Extracted data entries
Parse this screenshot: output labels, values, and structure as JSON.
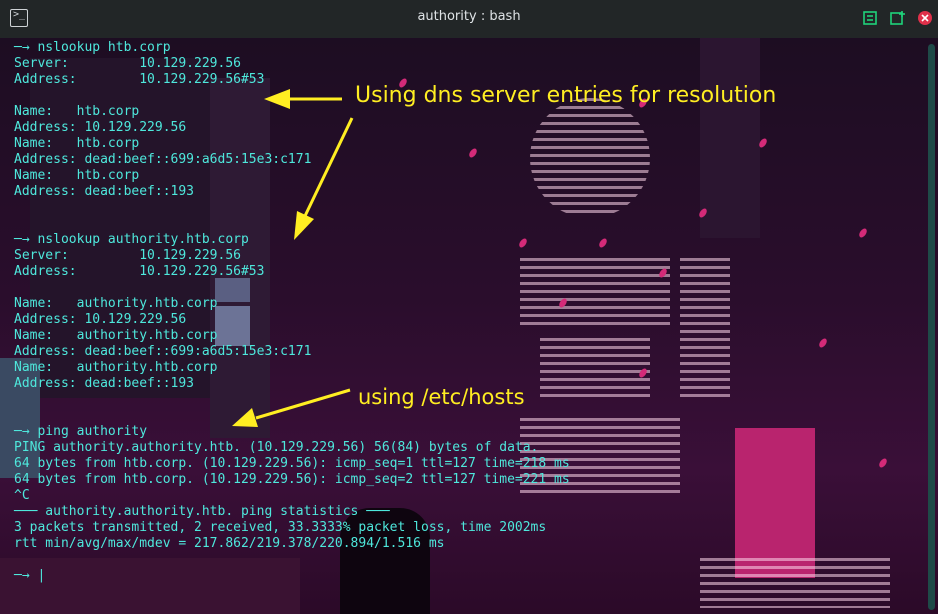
{
  "window": {
    "title": "authority : bash",
    "app_icon": "terminal-icon",
    "buttons": [
      {
        "name": "maximize",
        "icon": "maximize-icon",
        "color": "#1fd27a"
      },
      {
        "name": "new-tab",
        "icon": "new-tab-icon",
        "color": "#1fd27a"
      },
      {
        "name": "close",
        "icon": "close-icon",
        "color": "#e0304a"
      }
    ]
  },
  "terminal": {
    "text_color": "#4ee8dc",
    "lines": [
      "─→ nslookup htb.corp",
      "Server:         10.129.229.56",
      "Address:        10.129.229.56#53",
      "",
      "Name:   htb.corp",
      "Address: 10.129.229.56",
      "Name:   htb.corp",
      "Address: dead:beef::699:a6d5:15e3:c171",
      "Name:   htb.corp",
      "Address: dead:beef::193",
      "",
      "",
      "─→ nslookup authority.htb.corp",
      "Server:         10.129.229.56",
      "Address:        10.129.229.56#53",
      "",
      "Name:   authority.htb.corp",
      "Address: 10.129.229.56",
      "Name:   authority.htb.corp",
      "Address: dead:beef::699:a6d5:15e3:c171",
      "Name:   authority.htb.corp",
      "Address: dead:beef::193",
      "",
      "",
      "─→ ping authority",
      "PING authority.authority.htb. (10.129.229.56) 56(84) bytes of data.",
      "64 bytes from htb.corp. (10.129.229.56): icmp_seq=1 ttl=127 time=218 ms",
      "64 bytes from htb.corp. (10.129.229.56): icmp_seq=2 ttl=127 time=221 ms",
      "^C",
      "─── authority.authority.htb. ping statistics ───",
      "3 packets transmitted, 2 received, 33.3333% packet loss, time 2002ms",
      "rtt min/avg/max/mdev = 217.862/219.378/220.894/1.516 ms",
      ""
    ],
    "prompt": "─→ ",
    "cursor": "|"
  },
  "annotations": {
    "dns_note": "Using dns server entries for resolution",
    "hosts_note": "using /etc/hosts",
    "color": "#ffee22"
  }
}
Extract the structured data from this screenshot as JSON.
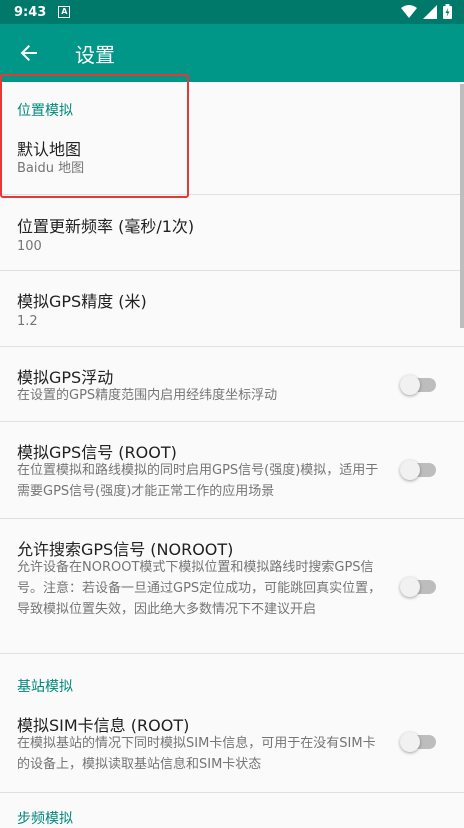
{
  "statusbar": {
    "time": "9:43",
    "notification_letter": "A"
  },
  "appbar": {
    "title": "设置"
  },
  "sections": {
    "location": "位置模拟",
    "cell": "基站模拟",
    "step": "步频模拟"
  },
  "prefs": {
    "default_map": {
      "title": "默认地图",
      "summary": "Baidu 地图"
    },
    "update_freq": {
      "title": "位置更新频率 (毫秒/1次)",
      "summary": "100"
    },
    "gps_accuracy": {
      "title": "模拟GPS精度 (米)",
      "summary": "1.2"
    },
    "gps_float": {
      "title": "模拟GPS浮动",
      "summary": "在设置的GPS精度范围内启用经纬度坐标浮动",
      "enabled": false
    },
    "gps_signal": {
      "title": "模拟GPS信号 (ROOT)",
      "summary": "在位置模拟和路线模拟的同时启用GPS信号(强度)模拟，适用于需要GPS信号(强度)才能正常工作的应用场景",
      "enabled": false
    },
    "gps_search": {
      "title": "允许搜索GPS信号 (NOROOT)",
      "summary": "允许设备在NOROOT模式下模拟位置和模拟路线时搜索GPS信号。注意：若设备一旦通过GPS定位成功，可能跳回真实位置，导致模拟位置失效，因此绝大多数情况下不建议开启",
      "enabled": false
    },
    "sim_info": {
      "title": "模拟SIM卡信息 (ROOT)",
      "summary": "在模拟基站的情况下同时模拟SIM卡信息，可用于在没有SIM卡的设备上，模拟读取基站信息和SIM卡状态",
      "enabled": false
    }
  },
  "colors": {
    "primary": "#009688",
    "primary_dark": "#00796b",
    "accent_text": "#00897b",
    "highlight_box": "#e53935"
  }
}
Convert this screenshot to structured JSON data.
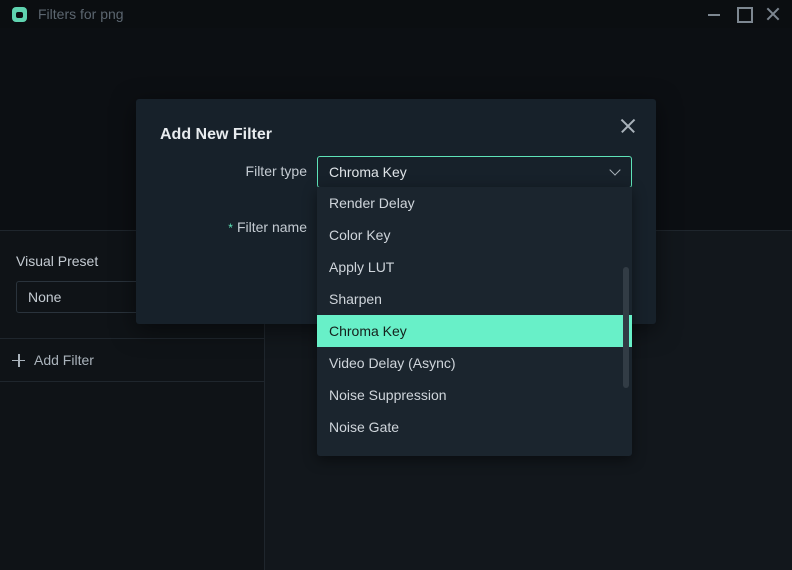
{
  "window": {
    "title": "Filters for png"
  },
  "left_panel": {
    "visual_preset_label": "Visual Preset",
    "visual_preset_value": "None",
    "add_filter_label": "Add Filter"
  },
  "modal": {
    "title": "Add New Filter",
    "filter_type_label": "Filter type",
    "filter_type_value": "Chroma Key",
    "filter_name_required_mark": "*",
    "filter_name_label": "Filter name"
  },
  "dropdown": {
    "items": [
      "Render Delay",
      "Color Key",
      "Apply LUT",
      "Sharpen",
      "Chroma Key",
      "Video Delay (Async)",
      "Noise Suppression",
      "Noise Gate"
    ],
    "selected": "Chroma Key"
  },
  "colors": {
    "accent": "#5ee3b8",
    "selected_item_bg": "#68f0c8",
    "modal_bg": "#17212a",
    "app_bg": "#0a0d10"
  },
  "icons": [
    "app-logo-icon",
    "minimize-icon",
    "maximize-icon",
    "close-icon",
    "plus-icon",
    "chevron-down-icon"
  ]
}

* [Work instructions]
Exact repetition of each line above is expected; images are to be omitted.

* [Answer section]
Parse this screenshot: output labels, values, and structure as JSON.
{
  "window": {
    "title": "authority : bash",
    "app_icon": "terminal-icon",
    "buttons": [
      {
        "name": "maximize",
        "icon": "maximize-icon",
        "color": "#1fd27a"
      },
      {
        "name": "new-tab",
        "icon": "new-tab-icon",
        "color": "#1fd27a"
      },
      {
        "name": "close",
        "icon": "close-icon",
        "color": "#e0304a"
      }
    ]
  },
  "terminal": {
    "text_color": "#4ee8dc",
    "lines": [
      "─→ nslookup htb.corp",
      "Server:         10.129.229.56",
      "Address:        10.129.229.56#53",
      "",
      "Name:   htb.corp",
      "Address: 10.129.229.56",
      "Name:   htb.corp",
      "Address: dead:beef::699:a6d5:15e3:c171",
      "Name:   htb.corp",
      "Address: dead:beef::193",
      "",
      "",
      "─→ nslookup authority.htb.corp",
      "Server:         10.129.229.56",
      "Address:        10.129.229.56#53",
      "",
      "Name:   authority.htb.corp",
      "Address: 10.129.229.56",
      "Name:   authority.htb.corp",
      "Address: dead:beef::699:a6d5:15e3:c171",
      "Name:   authority.htb.corp",
      "Address: dead:beef::193",
      "",
      "",
      "─→ ping authority",
      "PING authority.authority.htb. (10.129.229.56) 56(84) bytes of data.",
      "64 bytes from htb.corp. (10.129.229.56): icmp_seq=1 ttl=127 time=218 ms",
      "64 bytes from htb.corp. (10.129.229.56): icmp_seq=2 ttl=127 time=221 ms",
      "^C",
      "─── authority.authority.htb. ping statistics ───",
      "3 packets transmitted, 2 received, 33.3333% packet loss, time 2002ms",
      "rtt min/avg/max/mdev = 217.862/219.378/220.894/1.516 ms",
      ""
    ],
    "prompt": "─→ ",
    "cursor": "|"
  },
  "annotations": {
    "dns_note": "Using dns server entries for resolution",
    "hosts_note": "using /etc/hosts",
    "color": "#ffee22"
  }
}
Extract the structured data from this screenshot as JSON.
{
  "statusbar": {
    "time": "9:43",
    "notification_letter": "A"
  },
  "appbar": {
    "title": "设置"
  },
  "sections": {
    "location": "位置模拟",
    "cell": "基站模拟",
    "step": "步频模拟"
  },
  "prefs": {
    "default_map": {
      "title": "默认地图",
      "summary": "Baidu 地图"
    },
    "update_freq": {
      "title": "位置更新频率 (毫秒/1次)",
      "summary": "100"
    },
    "gps_accuracy": {
      "title": "模拟GPS精度 (米)",
      "summary": "1.2"
    },
    "gps_float": {
      "title": "模拟GPS浮动",
      "summary": "在设置的GPS精度范围内启用经纬度坐标浮动",
      "enabled": false
    },
    "gps_signal": {
      "title": "模拟GPS信号 (ROOT)",
      "summary": "在位置模拟和路线模拟的同时启用GPS信号(强度)模拟，适用于需要GPS信号(强度)才能正常工作的应用场景",
      "enabled": false
    },
    "gps_search": {
      "title": "允许搜索GPS信号 (NOROOT)",
      "summary": "允许设备在NOROOT模式下模拟位置和模拟路线时搜索GPS信号。注意：若设备一旦通过GPS定位成功，可能跳回真实位置，导致模拟位置失效，因此绝大多数情况下不建议开启",
      "enabled": false
    },
    "sim_info": {
      "title": "模拟SIM卡信息 (ROOT)",
      "summary": "在模拟基站的情况下同时模拟SIM卡信息，可用于在没有SIM卡的设备上，模拟读取基站信息和SIM卡状态",
      "enabled": false
    }
  },
  "colors": {
    "primary": "#009688",
    "primary_dark": "#00796b",
    "accent_text": "#00897b",
    "highlight_box": "#e53935"
  }
}
Convert this screenshot to structured JSON data.
{
  "window": {
    "title": "Filters for png"
  },
  "left_panel": {
    "visual_preset_label": "Visual Preset",
    "visual_preset_value": "None",
    "add_filter_label": "Add Filter"
  },
  "modal": {
    "title": "Add New Filter",
    "filter_type_label": "Filter type",
    "filter_type_value": "Chroma Key",
    "filter_name_required_mark": "*",
    "filter_name_label": "Filter name"
  },
  "dropdown": {
    "items": [
      "Render Delay",
      "Color Key",
      "Apply LUT",
      "Sharpen",
      "Chroma Key",
      "Video Delay (Async)",
      "Noise Suppression",
      "Noise Gate"
    ],
    "selected": "Chroma Key"
  },
  "colors": {
    "accent": "#5ee3b8",
    "selected_item_bg": "#68f0c8",
    "modal_bg": "#17212a",
    "app_bg": "#0a0d10"
  },
  "icons": [
    "app-logo-icon",
    "minimize-icon",
    "maximize-icon",
    "close-icon",
    "plus-icon",
    "chevron-down-icon"
  ]
}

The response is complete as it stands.